This series, brought to you by Yahoo! Finance, looks at which upgrades and downgrades make sense, and which ones investors should act on. Today, our headlines include new buy ratings for semiconductor companies Atmel (NASDAQ: ATML) and Qualcomm (QCOM 3.65%). It's not all good news, however...
Downgrade for CAT
Caterpillar (CAT 1.95%) investors were rudely awakened from their catnaps Wednesday morning, when Goldman Sachs announced it was downgrading the shares. Goldman only downgraded to neutral, mind you, but still, the analyst's warning that the commodities market looks "over-supplied," resulting in less need for Caterpillar-built mining equipment to dig more rocks out of the earth, doesn't sound like good news.
Goldman cut CAT's earnings estimates by 10%, 13%, and 11% respectively over the next three years. According to StreetInsider.com, for example, Goldman sees CAT earning only $7.66 a share, versus its earlier guess of $8.54. That's a big enough change -- if Goldman's right -- to swing CAT's forward P/E ratio from the currently estimated 9.0 all the way up to 11.0. But is it a big enough change that it should scare you away from the stock?
It depends. On the one hand, if you value CAT solely on its P/E ratio and growth rate, then the company's current 10 times earnings P/E ratio, or even the 11 times Goldman is predicting for next year, doesn't look particularly pricey relative to expectations for 14% long-term earnings growth. On the other hand, though, CAT has been producing very little real cash profit of late -- a mere $165 million in free cash flow over the past 12 months, versus the $5.7 billion it's claimed to be earning under GAAP accounting standards.
That's a big enough discrepancy, in my view, to warrant caution on the stock. It's more than reason enough to justify Goldman's downgrade.

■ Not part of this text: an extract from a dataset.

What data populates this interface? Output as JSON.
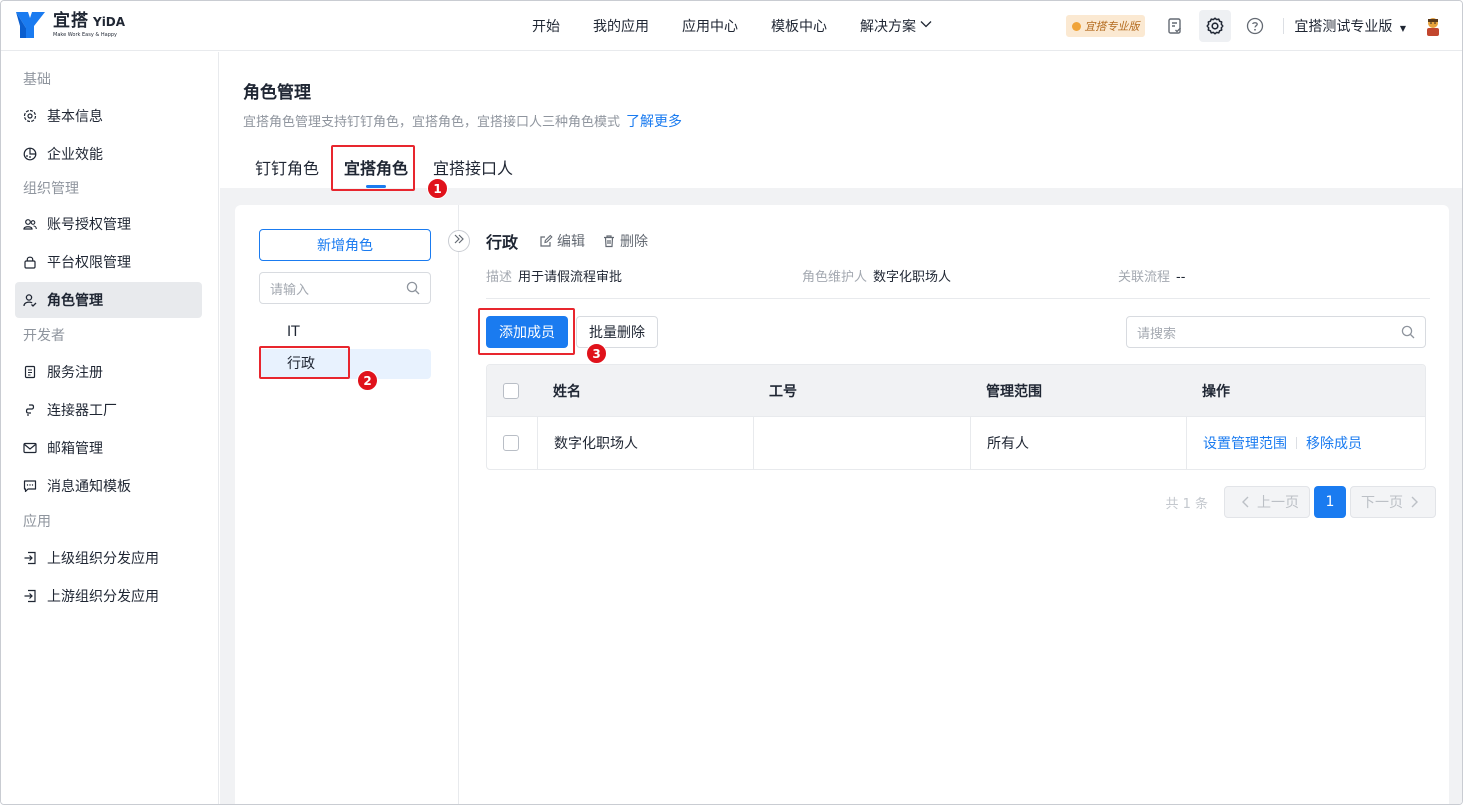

Next up: Qualcomm
As Goldman busied itself writing up a downgrade on Caterpillar, over at Northland Securities they were doing the opposite for Qualcomm -- initiating the stock with an outperform rating and a $80 price target. Sadly, I expect this target to also fall short of the mark.

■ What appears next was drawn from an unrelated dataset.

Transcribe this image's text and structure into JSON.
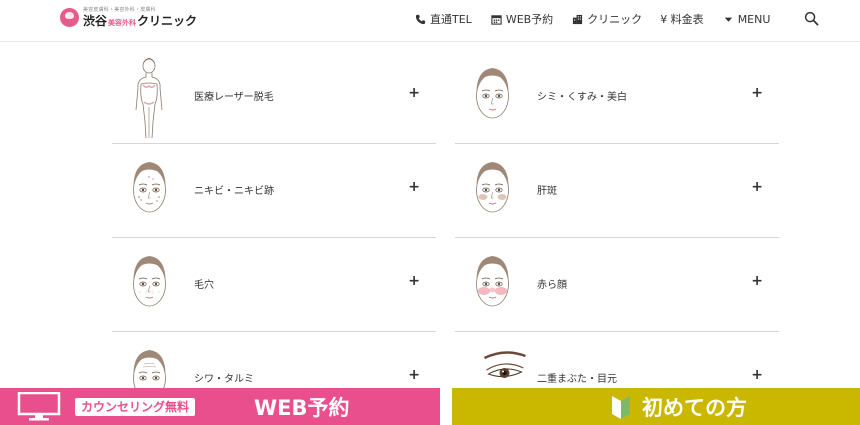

Sure, on the surface Qualcomm looks safe enough. The stock costs a bit less than 18 times earnings, but is growing at 15%, and pays a 1.5% dividend. The price looks fair on the surface -- a bit overvalued, but not egregiously so.
Problem is, Qualcomm suffers from similar -- if not quite as bad as Caterpillar -- problems with cash production. Last year's haul of $5.1 billion in free cash flow was downright respectable, but also far short of the $6.6 billion the company claimed as GAAP net income.

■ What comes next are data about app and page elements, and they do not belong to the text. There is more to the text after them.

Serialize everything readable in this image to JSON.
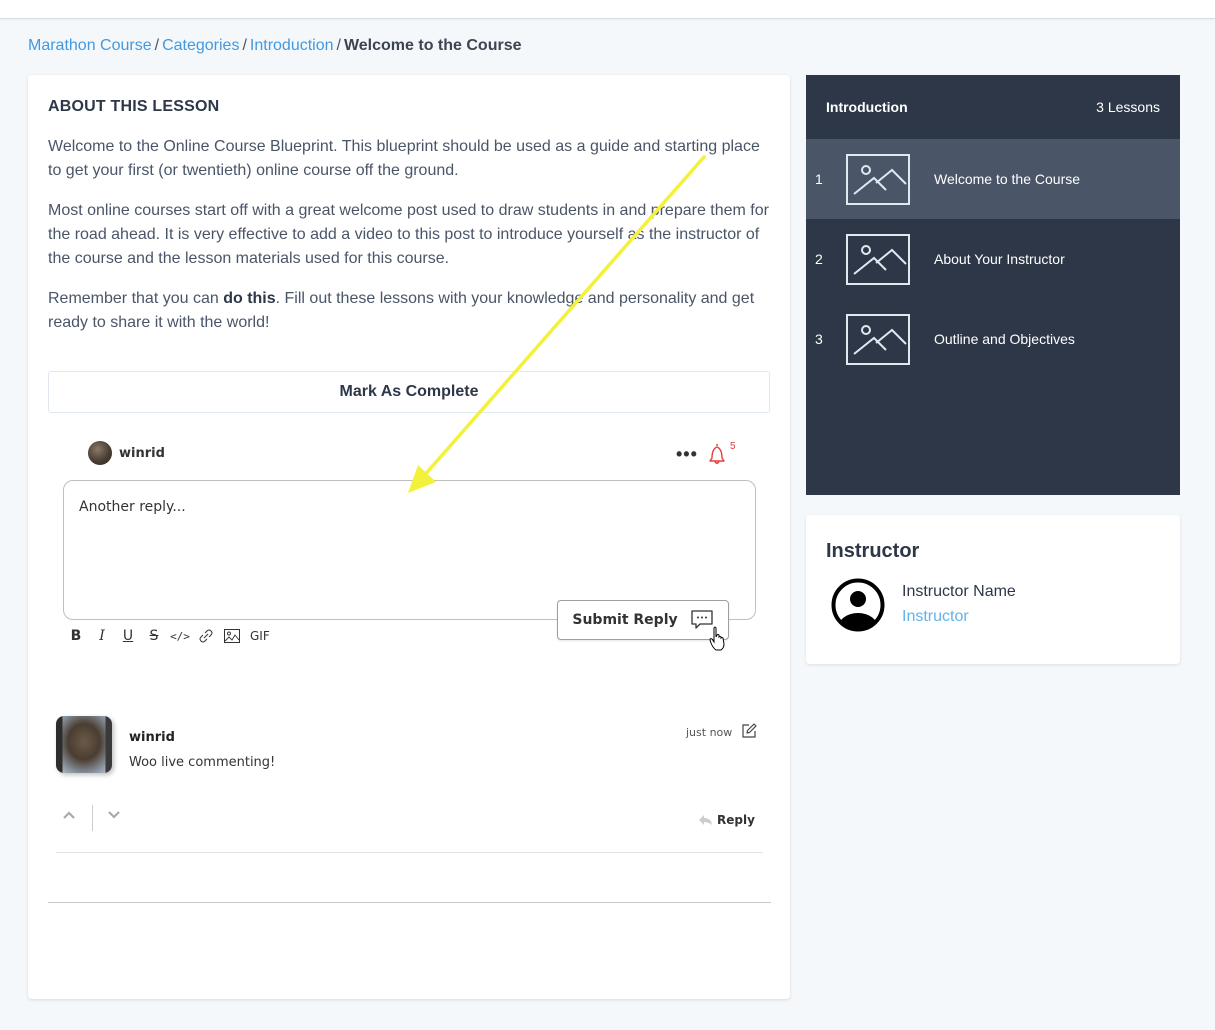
{
  "breadcrumb": {
    "items": [
      "Marathon Course",
      "Categories",
      "Introduction"
    ],
    "separator": "/",
    "current": "Welcome to the Course"
  },
  "lesson": {
    "heading": "ABOUT THIS LESSON",
    "paragraph1": "Welcome to the Online Course Blueprint. This blueprint should be used as a guide and starting place to get your first (or twentieth) online course off the ground.",
    "paragraph2": "Most online courses start off with a great welcome post used to draw students in and prepare them for the road ahead. It is very effective to add a video to this post to introduce yourself as the instructor of the course and the lesson materials used for this course.",
    "paragraph3_before": "Remember that you can ",
    "paragraph3_bold": "do this",
    "paragraph3_after": ". Fill out these lessons with your knowledge and personality and get ready to share it with the world!",
    "complete_button": "Mark As Complete"
  },
  "composer": {
    "username": "winrid",
    "more_icon": "ellipsis-icon",
    "notification_icon": "bell-icon",
    "notification_count": "5",
    "reply_text": "Another reply...",
    "submit_label": "Submit Reply",
    "toolbar": {
      "bold": "B",
      "italic": "I",
      "underline": "U",
      "strike": "S",
      "code": "</>",
      "link_icon": "link-icon",
      "image_icon": "image-icon",
      "gif": "GIF"
    },
    "accent_color": "#e53e3e"
  },
  "comments": [
    {
      "username": "winrid",
      "text": "Woo live commenting!",
      "time": "just now",
      "reply_label": "Reply"
    }
  ],
  "lesson_panel": {
    "title": "Introduction",
    "count": "3 Lessons",
    "items": [
      {
        "num": "1",
        "title": "Welcome to the Course",
        "active": true
      },
      {
        "num": "2",
        "title": "About Your Instructor",
        "active": false
      },
      {
        "num": "3",
        "title": "Outline and Objectives",
        "active": false
      }
    ],
    "bg_color": "#2d3748",
    "active_color": "#4a5568"
  },
  "instructor": {
    "heading": "Instructor",
    "name": "Instructor Name",
    "role": "Instructor"
  },
  "annotation": {
    "type": "arrow",
    "color": "#f2f23a"
  }
}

Result: Even if Qualcomm's share price is sort of defensible on a PEG valuation basis, it's not defensible when valued on free cash flow. While I won't go so far as to call the stock a "sell," I will say that Northland's decision to recommend buying it is... imprudent.
Olly, olly -- Atmel?
Our final Street recommendation today -- Qualcomm peer Atmel -- is going to hurt some feelings, I fear. Last night, you see, Atmel announced that Chief Financial Officer Stephen Cumming is resigning from the company to be replaced by interim CFO Steve Skaggs. Investors reacted to the news with worry, bidding down Atmel shares. Over at FBR Capital, however, they're throwing a ticker-tape parade.
No sooner had Cumming been shown the door, you see, than FBR rushed out an upgrade of Atmel to "outperform."So the analyst is essentially saying it thinks Atmel will do better without Cumming than with him. (Which isn't necessarily an unreasonable assumption. Cumming's administration has seen Atmel shares lose 30% of their value over the past year, after all).
Still, FBR's announcement has got to sting. And really, is a simple change in management all it should take to turn Atmel into a "buy?" I mean, the stock already costs 94 times earnings -- that's a hard fact to change, and changing the nameplate on the CFO's office won't do much to affect it. And while Atmel's doing a good job of better job of producing cash ($162 million last year) than of reporting income ($30 million in earnings), this still leaves the stock selling for nearly 18 times cash profits. That seems a lot to pay for a company whose revenues slipped 10% last quarter, and whose earnings are projected to decline, rather than rise, over the next five years.
Long story short: Atmel's problems can't be fixed by just a CFO change. I fear FBR may have jumped the gun in recommending this one.
Motley Fool contributor Rich Smith has no position in any stocks mentioned. The Motley Fool recommends Goldman Sachs. The Motley Fool owns shares of Qualcomm.